The latest Battleground/GWU poll confirms that Republicans are well positioned to win big in November. With 70 percent of respondents believing we are on the “wrong track” and a four-point lead in the generic poll for Republicans, there is little to cheer Democrats, who keep insisting that there is no “wave.” Moreover, whatever advantage Democrats had on policy matters has largely disappeared.
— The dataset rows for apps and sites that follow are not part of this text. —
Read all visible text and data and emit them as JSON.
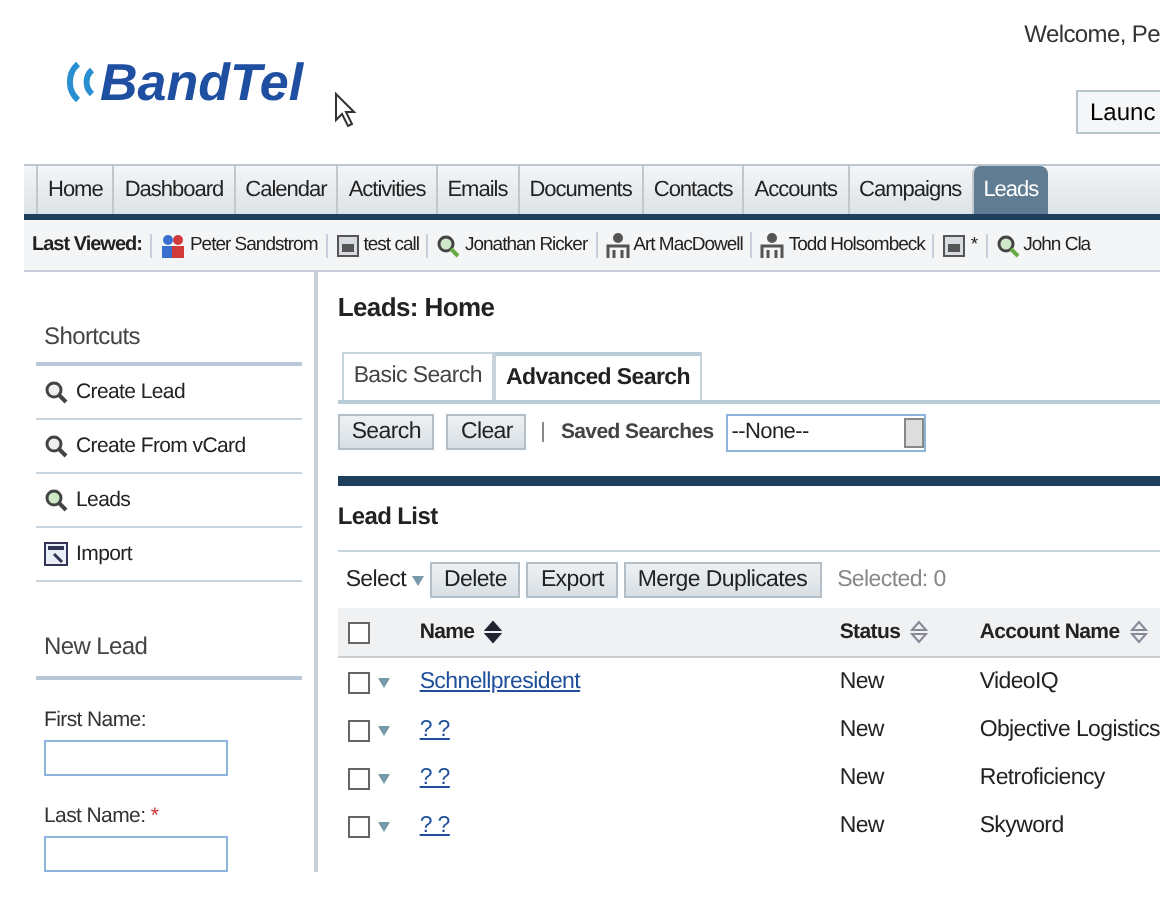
{
  "header": {
    "logo": "BandTel",
    "welcome": "Welcome, Pe",
    "launch_button": "Launc"
  },
  "nav_tabs": [
    {
      "label": "Home",
      "selected": false
    },
    {
      "label": "Dashboard",
      "selected": false
    },
    {
      "label": "Calendar",
      "selected": false
    },
    {
      "label": "Activities",
      "selected": false
    },
    {
      "label": "Emails",
      "selected": false
    },
    {
      "label": "Documents",
      "selected": false
    },
    {
      "label": "Contacts",
      "selected": false
    },
    {
      "label": "Accounts",
      "selected": false
    },
    {
      "label": "Campaigns",
      "selected": false
    },
    {
      "label": "Leads",
      "selected": true
    }
  ],
  "last_viewed": {
    "label": "Last Viewed:",
    "items": [
      {
        "kind": "contact",
        "label": "Peter Sandstrom"
      },
      {
        "kind": "call",
        "label": "test call"
      },
      {
        "kind": "lead",
        "label": "Jonathan Ricker"
      },
      {
        "kind": "account",
        "label": "Art MacDowell"
      },
      {
        "kind": "account",
        "label": "Todd Holsombeck"
      },
      {
        "kind": "call",
        "label": "*"
      },
      {
        "kind": "lead",
        "label": "John Cla"
      }
    ]
  },
  "sidebar": {
    "shortcuts_title": "Shortcuts",
    "shortcuts": [
      {
        "kind": "create",
        "label": "Create Lead"
      },
      {
        "kind": "create",
        "label": "Create From vCard"
      },
      {
        "kind": "lead",
        "label": "Leads"
      },
      {
        "kind": "import",
        "label": "Import"
      }
    ],
    "form_title": "New Lead",
    "fields": [
      {
        "label": "First Name:"
      },
      {
        "label": "Last Name:",
        "mark": "*"
      }
    ]
  },
  "main": {
    "title": "Leads: Home",
    "search_tabs": [
      {
        "label": "Basic Search",
        "selected": false
      },
      {
        "label": "Advanced Search",
        "selected": true
      }
    ],
    "search_button": "Search",
    "clear_button": "Clear",
    "saved_searches_label": "Saved Searches",
    "saved_searches_value": "--None--",
    "list_title": "Lead List",
    "select_label": "Select",
    "actions": [
      "Delete",
      "Export",
      "Merge Duplicates"
    ],
    "selected_count": "Selected:  0",
    "all_checked": false,
    "columns": [
      {
        "label": "Name",
        "sorted": true
      },
      {
        "label": "Status",
        "sorted": false
      },
      {
        "label": "Account Name",
        "sorted": false
      }
    ],
    "rows": [
      {
        "checked": false,
        "name": "Schnellpresident",
        "status": "New",
        "account": "VideoIQ"
      },
      {
        "checked": false,
        "name": "? ?",
        "status": "New",
        "account": "Objective Logistics"
      },
      {
        "checked": false,
        "name": "? ?",
        "status": "New",
        "account": "Retroficiency"
      },
      {
        "checked": false,
        "name": "? ?",
        "status": "New",
        "account": "Skyword"
      }
    ]
  }
}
Republicans are favored over Democrats to handle the economy (49% to 42%), taxes (50% to 40%), immigration (48% to 41%), the budget and spending (51% to 38%) and foreign policy (50% to 40%). The top issue remains the economy, and considering that most people dislike how Obama is handling it (55% disapprove, 43% approve), the voters seem prepared to deliver a message.

Senate Minority Leader Mitch McConnell (R-KY) delivers remarks during the second day of CPAC. (Alex Wong/Getty Images) Senate Minority Leader Mitch McConnell (R-Ky.) (Alex Wong/Getty Images)

Moreover — and this is the rub — numbers for Republicans in key battleground states where Senate seats are at risk are even more favorable for the GOP. If the GOP’s intensity is not as high as in 2010, that may be because so many House seats are in GOP hands already and there are relatively few competitive seats. (Charlie Cook sees five GOP seats as competitive and 15 Democratic seats as up for grabs.) The Post’s Aaron Blake sums up: “Republicans have a significant Senate minority (effectively 55-45) but a pretty good-sized House majority (233-199). That means gains in the Senate were always going to be easier to come by — and especially given a tantalizing 2014 map for the GOP that includes seven red states held by Democrats and very few legitimate Democratic targets. . . . The current Republican majority, which features 233 out of 435 members, is the second-biggest GOP contingent in the House in the last 60 years.”) Moreover, Republicans have the good fortune to have an unusual number of red states with a vulnerable Democratic senator or no incumbent at all.

Moreover, the GOP actually has solid candidates running in virtually every competitive race. In Virginia, for example, pollster Whit Ayres picks Ed Gillespie as the potential surprise candidate for 2014. In Iowa, the Democrats are the ones with the ham-handed candidate (Rep. Bruce Braley), the accused plagiarist forced to quit the race (John Walsh) and unimpressive candidates who seem to be their own worst enemy. (The American Crossroads ad attacking Sen. Mary Landrieu of Louisiana is deadly.)

With an unpopular president and less intensity on the Democratic side, it is very likely that the GOP takes the Senate (winning six or more seats) and may pick up a few in the House (where they already have the majority). Democrats might not want to call this a wave. Republicans don’t care what you call it. If they get a majority in both houses, that’s a big win.